Since the late 1800s, Geneseo New York’s “Bear Fountain” has been a fixture in the middle of the street in that small city’s downtown. Once a place where horses were invited to drink, the beloved historic monument now stands as sort of endearing traffic calming piece, subtly reminding cars that Main Street is not a place for speed.
A recent Democrat & Chronicle story in my home city of Rochester, NY stated that the monument has been damaged by cars and trucks hitting it at least 6 times since 2016. The story reports that in April of 2016, the basin piece of the monument was so badly damaged by a truck slamming into it that a new one needed to be made and put in place… but before this could happen, 2 more vehicles smashed the damaged basin in November 2016 and February 2017.
The article laughably finishes with the statement “Despite the recent rash of mishaps involving the fountain, there hasn’t been serious talk about relocating it.” If there was ever such a thing as “monument victim-shaming” this is a classic example.
Geneseo has a unique piece of history sitting in the middle of its downtown. The monument also serves as a traffic calming element, keeping speeds reasonable and reminding drivers that this is a place for people. Yet the article concludes with a question of whether to move the structure due to the fact that drivers simply can’t seem to avoid hitting it. To me, that’s sort of like removing a crosswalk if a pedestrian is struck by a car while traversing it. The problem lies with the automobile, not with the Bear Fountain.
Imagine if this structure was damaged by cyclists, skateboarders or electric scooters? Would we be asking whether or not the monument should be moved? No, we would most likely ban those vehicles from the street with a series of signs reinforced by regular patrols. But it would be a cold day in Hell before repeated car-vs.-fountain collisions led to the banning of automobiles from the streets of Geneseo.

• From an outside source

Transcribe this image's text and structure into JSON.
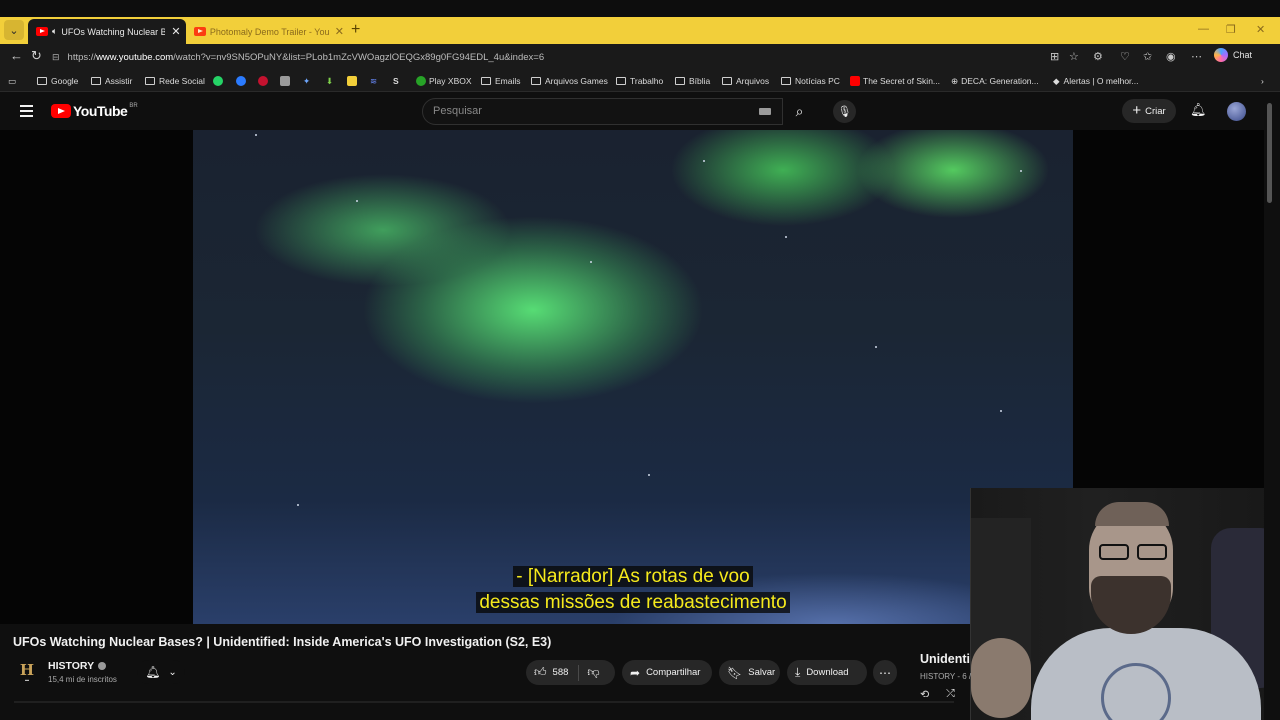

In the grand scheme, this is a minor incident, but in a small way it’s representative of how much priority we give to the automobile. Without thought, we assume that the car should always have the right of way, and any object, design or individual that conflicts with this mindset must be changed or removed. It is this mindset that has led to the skyrocketing rates of pedestrian and cycling AND driver/passenger deaths in our country. It is a habit we must break, or at least diminish, before we further jeopardize the safety of our citizens and the fabric of our communities.